▶ Data for review:
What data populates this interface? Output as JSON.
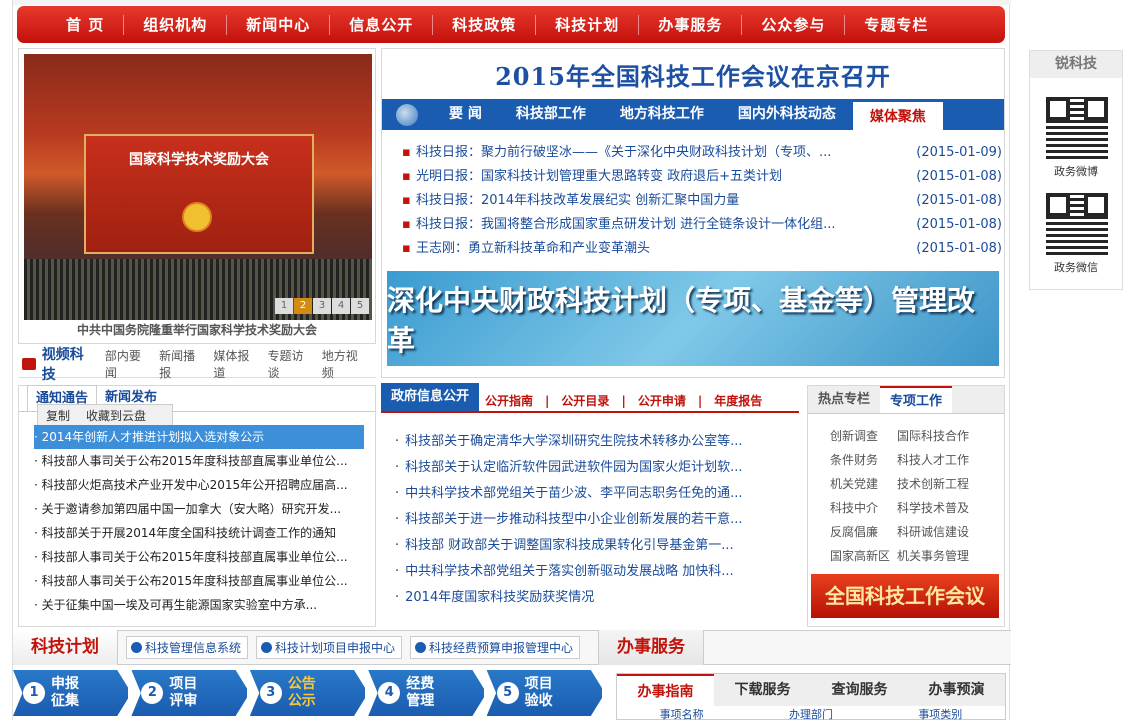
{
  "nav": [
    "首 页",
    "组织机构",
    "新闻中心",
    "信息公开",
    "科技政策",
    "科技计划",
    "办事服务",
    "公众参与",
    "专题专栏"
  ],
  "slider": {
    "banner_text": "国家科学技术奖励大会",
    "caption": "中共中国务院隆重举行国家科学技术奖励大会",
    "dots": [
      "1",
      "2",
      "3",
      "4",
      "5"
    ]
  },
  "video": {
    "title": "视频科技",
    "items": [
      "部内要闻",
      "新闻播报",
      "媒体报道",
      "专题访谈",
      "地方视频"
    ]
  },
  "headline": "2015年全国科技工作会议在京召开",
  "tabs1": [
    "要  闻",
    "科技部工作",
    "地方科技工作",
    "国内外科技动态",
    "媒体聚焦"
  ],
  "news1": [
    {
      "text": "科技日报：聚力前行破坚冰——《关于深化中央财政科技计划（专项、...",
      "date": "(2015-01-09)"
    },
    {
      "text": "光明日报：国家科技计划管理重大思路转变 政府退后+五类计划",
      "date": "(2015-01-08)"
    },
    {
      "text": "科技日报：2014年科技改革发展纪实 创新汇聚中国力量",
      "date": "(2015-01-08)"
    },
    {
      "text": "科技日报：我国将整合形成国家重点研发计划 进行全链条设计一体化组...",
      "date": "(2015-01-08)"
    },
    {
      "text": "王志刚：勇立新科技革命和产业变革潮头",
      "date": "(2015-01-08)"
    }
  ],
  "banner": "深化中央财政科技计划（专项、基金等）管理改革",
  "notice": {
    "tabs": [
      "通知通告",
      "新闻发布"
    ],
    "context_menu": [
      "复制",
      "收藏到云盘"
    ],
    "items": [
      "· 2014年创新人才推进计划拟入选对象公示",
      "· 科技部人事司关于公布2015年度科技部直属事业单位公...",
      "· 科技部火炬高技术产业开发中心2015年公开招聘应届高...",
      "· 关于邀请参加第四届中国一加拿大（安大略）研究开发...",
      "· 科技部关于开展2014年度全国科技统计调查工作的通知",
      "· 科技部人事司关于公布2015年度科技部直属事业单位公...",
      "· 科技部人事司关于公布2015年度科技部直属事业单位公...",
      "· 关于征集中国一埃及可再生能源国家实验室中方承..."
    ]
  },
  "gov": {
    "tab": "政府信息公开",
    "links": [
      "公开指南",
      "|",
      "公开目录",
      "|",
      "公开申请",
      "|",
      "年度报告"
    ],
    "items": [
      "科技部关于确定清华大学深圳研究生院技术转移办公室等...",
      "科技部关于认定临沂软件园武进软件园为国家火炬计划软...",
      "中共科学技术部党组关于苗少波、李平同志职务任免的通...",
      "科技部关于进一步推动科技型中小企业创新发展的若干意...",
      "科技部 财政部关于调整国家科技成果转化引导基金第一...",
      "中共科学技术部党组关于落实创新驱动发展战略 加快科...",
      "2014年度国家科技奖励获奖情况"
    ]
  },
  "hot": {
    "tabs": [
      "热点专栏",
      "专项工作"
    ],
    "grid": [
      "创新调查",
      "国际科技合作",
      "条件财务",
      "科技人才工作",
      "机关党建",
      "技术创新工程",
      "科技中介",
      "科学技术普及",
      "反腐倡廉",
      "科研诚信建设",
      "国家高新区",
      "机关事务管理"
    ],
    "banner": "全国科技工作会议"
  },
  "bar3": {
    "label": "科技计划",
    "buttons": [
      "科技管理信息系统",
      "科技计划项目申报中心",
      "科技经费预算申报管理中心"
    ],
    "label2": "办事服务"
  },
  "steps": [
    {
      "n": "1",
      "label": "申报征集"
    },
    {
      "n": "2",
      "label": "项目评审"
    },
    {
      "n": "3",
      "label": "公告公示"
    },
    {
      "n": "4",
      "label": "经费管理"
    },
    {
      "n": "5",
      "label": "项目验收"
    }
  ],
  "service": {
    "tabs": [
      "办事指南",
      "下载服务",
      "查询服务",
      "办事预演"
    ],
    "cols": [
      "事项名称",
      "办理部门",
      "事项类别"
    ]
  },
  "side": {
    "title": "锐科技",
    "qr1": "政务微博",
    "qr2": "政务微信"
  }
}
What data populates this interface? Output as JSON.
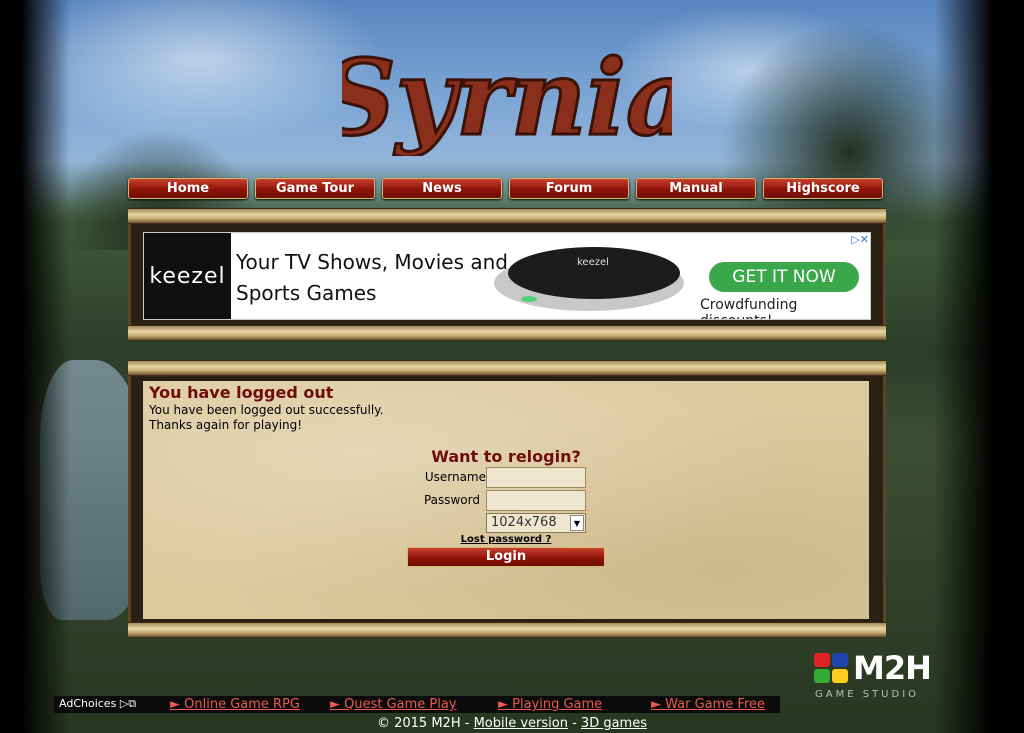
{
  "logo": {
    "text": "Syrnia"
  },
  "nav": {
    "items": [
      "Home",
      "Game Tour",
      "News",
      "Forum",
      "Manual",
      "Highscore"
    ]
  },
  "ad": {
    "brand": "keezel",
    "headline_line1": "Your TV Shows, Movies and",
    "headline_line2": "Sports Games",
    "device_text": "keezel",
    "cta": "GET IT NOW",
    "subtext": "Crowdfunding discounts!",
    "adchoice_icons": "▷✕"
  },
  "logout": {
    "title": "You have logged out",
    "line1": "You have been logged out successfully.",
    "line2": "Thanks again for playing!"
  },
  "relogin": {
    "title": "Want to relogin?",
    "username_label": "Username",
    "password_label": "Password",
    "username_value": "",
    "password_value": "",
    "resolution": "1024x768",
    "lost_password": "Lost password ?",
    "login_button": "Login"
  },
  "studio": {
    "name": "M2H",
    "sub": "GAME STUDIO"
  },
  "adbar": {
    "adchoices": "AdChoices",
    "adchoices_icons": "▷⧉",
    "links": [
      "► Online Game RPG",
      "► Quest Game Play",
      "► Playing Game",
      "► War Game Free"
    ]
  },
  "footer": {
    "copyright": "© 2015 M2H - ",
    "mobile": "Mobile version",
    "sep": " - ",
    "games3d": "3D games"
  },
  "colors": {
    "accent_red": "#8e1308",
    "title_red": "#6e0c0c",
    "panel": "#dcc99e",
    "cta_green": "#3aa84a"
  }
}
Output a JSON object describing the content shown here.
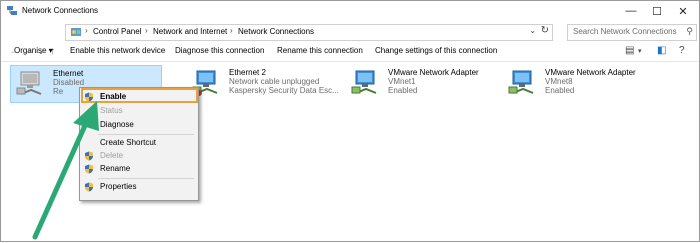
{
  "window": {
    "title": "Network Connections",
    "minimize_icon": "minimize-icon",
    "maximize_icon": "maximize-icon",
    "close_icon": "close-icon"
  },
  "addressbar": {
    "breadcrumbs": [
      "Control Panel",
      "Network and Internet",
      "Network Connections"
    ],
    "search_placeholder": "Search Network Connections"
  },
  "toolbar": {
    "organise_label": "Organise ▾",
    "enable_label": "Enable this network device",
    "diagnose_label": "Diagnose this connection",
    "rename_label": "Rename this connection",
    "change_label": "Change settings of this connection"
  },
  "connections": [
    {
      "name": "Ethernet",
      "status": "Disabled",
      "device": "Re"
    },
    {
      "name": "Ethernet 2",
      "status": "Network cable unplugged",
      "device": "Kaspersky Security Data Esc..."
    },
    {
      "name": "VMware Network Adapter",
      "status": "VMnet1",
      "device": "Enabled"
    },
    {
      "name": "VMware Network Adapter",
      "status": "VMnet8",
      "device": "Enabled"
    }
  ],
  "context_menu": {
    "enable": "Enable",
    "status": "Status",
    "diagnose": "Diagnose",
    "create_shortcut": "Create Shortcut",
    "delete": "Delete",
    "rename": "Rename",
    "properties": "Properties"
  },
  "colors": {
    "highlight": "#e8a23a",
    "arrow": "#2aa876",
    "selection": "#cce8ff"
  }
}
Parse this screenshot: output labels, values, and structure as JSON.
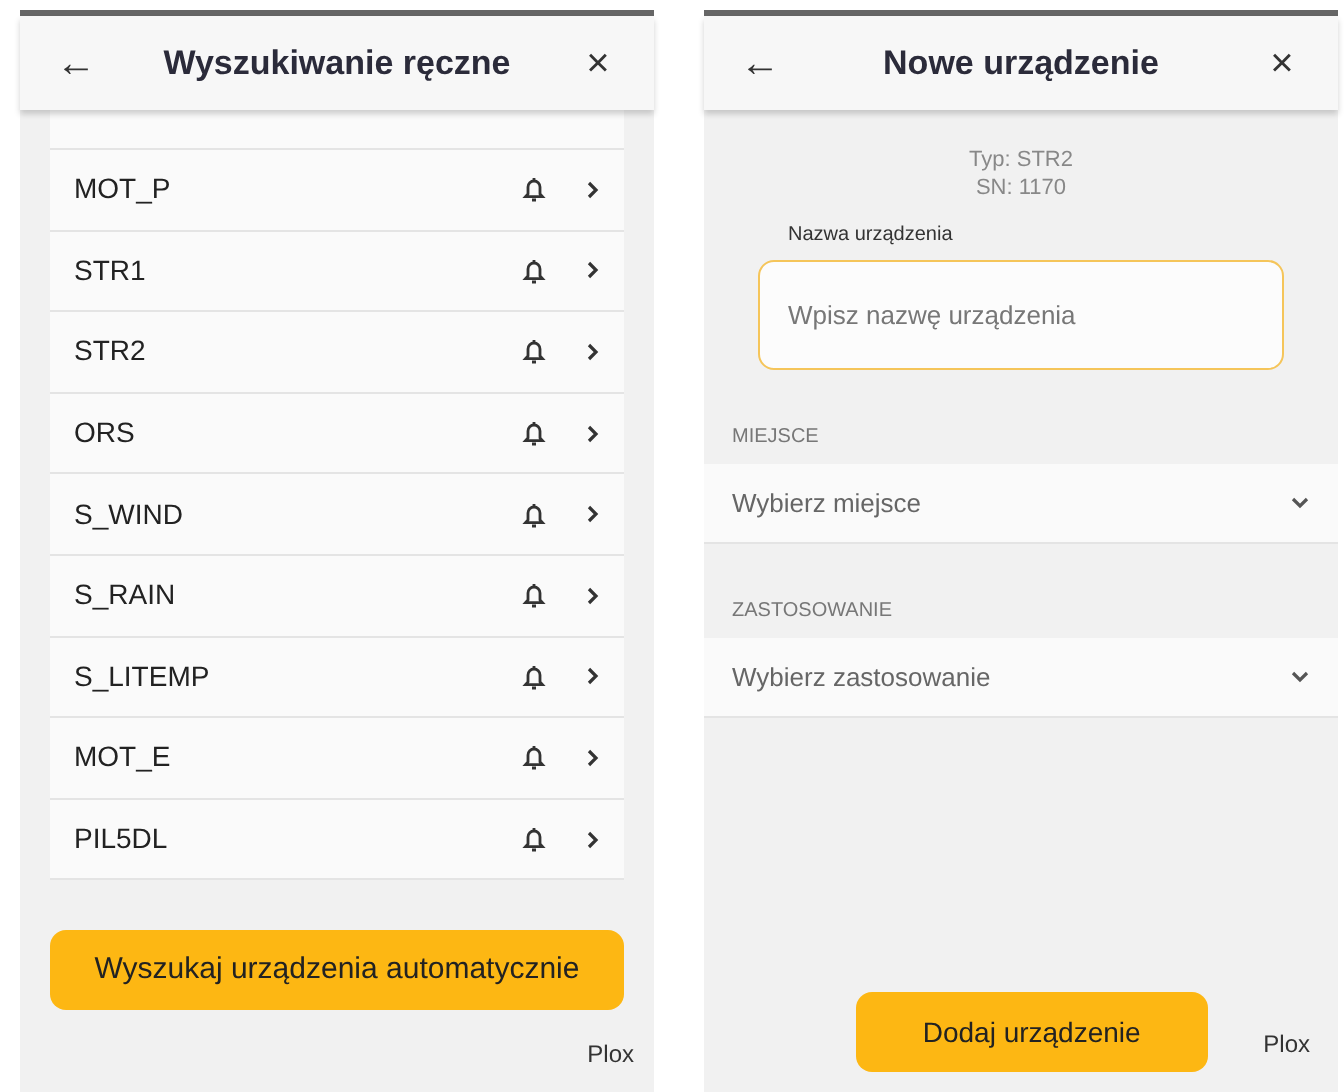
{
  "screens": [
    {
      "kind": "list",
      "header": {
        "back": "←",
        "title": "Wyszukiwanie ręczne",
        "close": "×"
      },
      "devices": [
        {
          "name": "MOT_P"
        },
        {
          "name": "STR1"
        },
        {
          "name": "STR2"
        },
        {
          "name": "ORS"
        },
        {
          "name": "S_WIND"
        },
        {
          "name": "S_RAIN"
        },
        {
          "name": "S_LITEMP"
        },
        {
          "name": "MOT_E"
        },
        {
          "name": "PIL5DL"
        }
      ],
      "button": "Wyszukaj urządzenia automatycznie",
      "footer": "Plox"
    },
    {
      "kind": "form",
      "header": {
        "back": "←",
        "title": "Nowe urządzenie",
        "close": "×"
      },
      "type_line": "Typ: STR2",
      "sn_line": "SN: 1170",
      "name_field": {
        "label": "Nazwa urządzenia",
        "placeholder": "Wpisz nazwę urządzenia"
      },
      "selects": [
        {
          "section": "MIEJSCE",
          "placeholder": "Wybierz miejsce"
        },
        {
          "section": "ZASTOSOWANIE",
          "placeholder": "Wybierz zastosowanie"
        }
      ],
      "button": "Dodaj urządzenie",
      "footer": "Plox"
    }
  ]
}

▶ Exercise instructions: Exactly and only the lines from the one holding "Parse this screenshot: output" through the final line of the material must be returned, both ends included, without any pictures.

▶ Your response:
Parse this screenshot: output labels, values, and structure as JSON.
{
  "screens": [
    {
      "kind": "list",
      "header": {
        "back": "←",
        "title": "Wyszukiwanie ręczne",
        "close": "×"
      },
      "devices": [
        {
          "name": "MOT_P"
        },
        {
          "name": "STR1"
        },
        {
          "name": "STR2"
        },
        {
          "name": "ORS"
        },
        {
          "name": "S_WIND"
        },
        {
          "name": "S_RAIN"
        },
        {
          "name": "S_LITEMP"
        },
        {
          "name": "MOT_E"
        },
        {
          "name": "PIL5DL"
        }
      ],
      "button": "Wyszukaj urządzenia automatycznie",
      "footer": "Plox"
    },
    {
      "kind": "form",
      "header": {
        "back": "←",
        "title": "Nowe urządzenie",
        "close": "×"
      },
      "type_line": "Typ: STR2",
      "sn_line": "SN: 1170",
      "name_field": {
        "label": "Nazwa urządzenia",
        "placeholder": "Wpisz nazwę urządzenia"
      },
      "selects": [
        {
          "section": "MIEJSCE",
          "placeholder": "Wybierz miejsce"
        },
        {
          "section": "ZASTOSOWANIE",
          "placeholder": "Wybierz zastosowanie"
        }
      ],
      "button": "Dodaj urządzenie",
      "footer": "Plox"
    }
  ]
}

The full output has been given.